Has Bernanke perfected balance between hawks and doves?
In delivering a testimony that didn't rattle markets for a change, Federal Reserve Chairman Ben Bernanke may have mastered the art of communicating a message that's neither too hawkish nor too dovish, analysts say.
Bernanke, who spoke before the House Financial Services Committee on Wednesday, reiterated that the U.S. central bank would likely begin tapering its massive monetary stimulus later this year, but reassured that policy would remain accommodative and could change depending on economic data.
(Read More: Markets expect more of the same from Bernanke)
The message seemed to have resonated with markets which appeared untroubled by the "taper talk." U.S. stocks closing marginally higher on Wednesday and Asian equities edged up on Thursday.
"They say practice makes perfect, and there is no doubt that Bernanke has now managed to strike an also most perfect accord between the hawks and the doves after a slight 'sneeze' at the May testimony," wrote Evan Lucas, market strategist at IG Markets.
(Read More: 'Taper' talk bumps bond yields, drives down stocks)
"His language has managed to completely separate QE monetary stimulus tapering and the cash rate, as well as clarifying that bond purchases are 'by no means in a pre-set course'," he added.
In recent months, Bernanke's comments on the prospect of the Fed scaling back its $85 billion a month bond buying program have triggered wild swings in markets.
Global stock markets first sold off in May, when Bernanke said the Fed could reduce the pace of monthly bond purchases at the "next few meetings." But the Fed chief's hawkish tone has changed considerably since; last week, he struck a dovish note by saying accommodative monetary policy would be needed for the foreseeable future, sending stocks rallying.
His latest comments during the first day of his latest semi-annual testimony to Congress, however, concluded without any eventful reaction from financial markets.
According to Michel Martinez, senior economist at Societe Generale, it helped that Bernanke stayed consistent with his message and did not surprise markets with anything new.

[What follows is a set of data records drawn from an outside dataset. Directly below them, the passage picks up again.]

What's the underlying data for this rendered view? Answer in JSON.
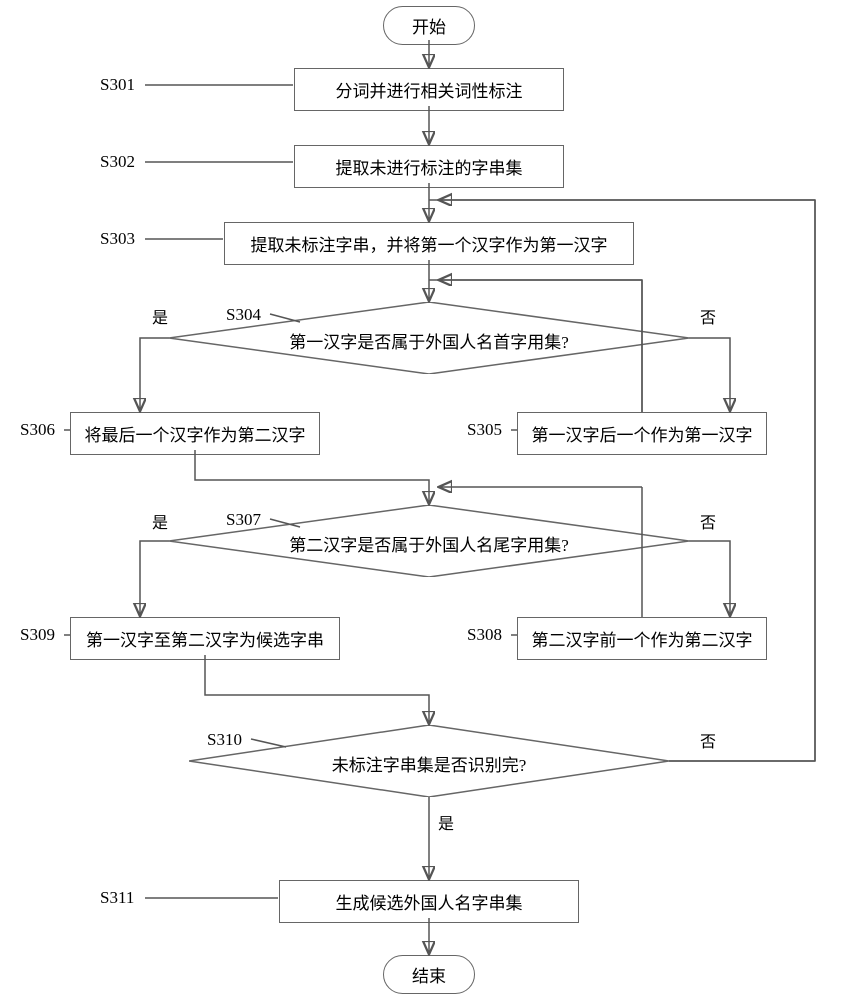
{
  "start": "开始",
  "end": "结束",
  "s301": {
    "label": "S301",
    "text": "分词并进行相关词性标注"
  },
  "s302": {
    "label": "S302",
    "text": "提取未进行标注的字串集"
  },
  "s303": {
    "label": "S303",
    "text": "提取未标注字串，并将第一个汉字作为第一汉字"
  },
  "s304": {
    "label": "S304",
    "text": "第一汉字是否属于外国人名首字用集?"
  },
  "s305": {
    "label": "S305",
    "text": "第一汉字后一个作为第一汉字"
  },
  "s306": {
    "label": "S306",
    "text": "将最后一个汉字作为第二汉字"
  },
  "s307": {
    "label": "S307",
    "text": "第二汉字是否属于外国人名尾字用集?"
  },
  "s308": {
    "label": "S308",
    "text": "第二汉字前一个作为第二汉字"
  },
  "s309": {
    "label": "S309",
    "text": "第一汉字至第二汉字为候选字串"
  },
  "s310": {
    "label": "S310",
    "text": "未标注字串集是否识别完?"
  },
  "s311": {
    "label": "S311",
    "text": "生成候选外国人名字串集"
  },
  "yes": "是",
  "no": "否"
}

"Bernanke's testimony didn't provide any new substantive insight on the policy outlook in our view," said Michel Martinez.
"His message that tapering is not tightening appears to finally be getting through," he added.

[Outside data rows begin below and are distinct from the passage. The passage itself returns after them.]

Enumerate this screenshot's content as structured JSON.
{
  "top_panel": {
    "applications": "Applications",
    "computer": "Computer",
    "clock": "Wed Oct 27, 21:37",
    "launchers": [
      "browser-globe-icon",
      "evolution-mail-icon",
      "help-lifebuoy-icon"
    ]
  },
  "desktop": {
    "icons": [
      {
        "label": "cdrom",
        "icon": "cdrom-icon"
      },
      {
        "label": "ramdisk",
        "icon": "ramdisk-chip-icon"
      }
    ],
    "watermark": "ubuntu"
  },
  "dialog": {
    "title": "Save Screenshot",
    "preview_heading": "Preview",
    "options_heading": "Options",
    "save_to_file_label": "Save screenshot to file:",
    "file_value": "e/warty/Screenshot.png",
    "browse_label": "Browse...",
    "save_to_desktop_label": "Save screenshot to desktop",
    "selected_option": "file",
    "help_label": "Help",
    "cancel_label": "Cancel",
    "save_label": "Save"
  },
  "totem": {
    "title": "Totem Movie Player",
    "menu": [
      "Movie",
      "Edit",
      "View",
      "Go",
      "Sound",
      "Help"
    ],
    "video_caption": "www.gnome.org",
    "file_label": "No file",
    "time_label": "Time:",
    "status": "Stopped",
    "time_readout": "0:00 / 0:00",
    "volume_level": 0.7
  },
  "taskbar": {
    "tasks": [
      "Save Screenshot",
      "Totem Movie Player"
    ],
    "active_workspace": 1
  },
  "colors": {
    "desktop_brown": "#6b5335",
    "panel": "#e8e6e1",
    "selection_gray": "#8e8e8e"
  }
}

When does tapering start?
Still, Bernanke's comments are raising expectations that the Fed will begin scaling back its extraordinary monetary stimulus in September.
"The bottom line remains that the economy is looking better and jobs creation is back close to pre-GFC levels so September looks likely to be the first meeting where tapering might begin. That said, if the data is softer, then Bernanke has signaled they might delay," said Robert Henderson, chief economist at National Australia Bank.
Barclays shares a similar view on the timing, noting that the pace of purchases will likely be reduced to $70 billion per month from $85 billion in September, with purchases to be concluded by March 2014, the bank wrote in a note on Thursday.
—By CNBC's Ansuya Harjani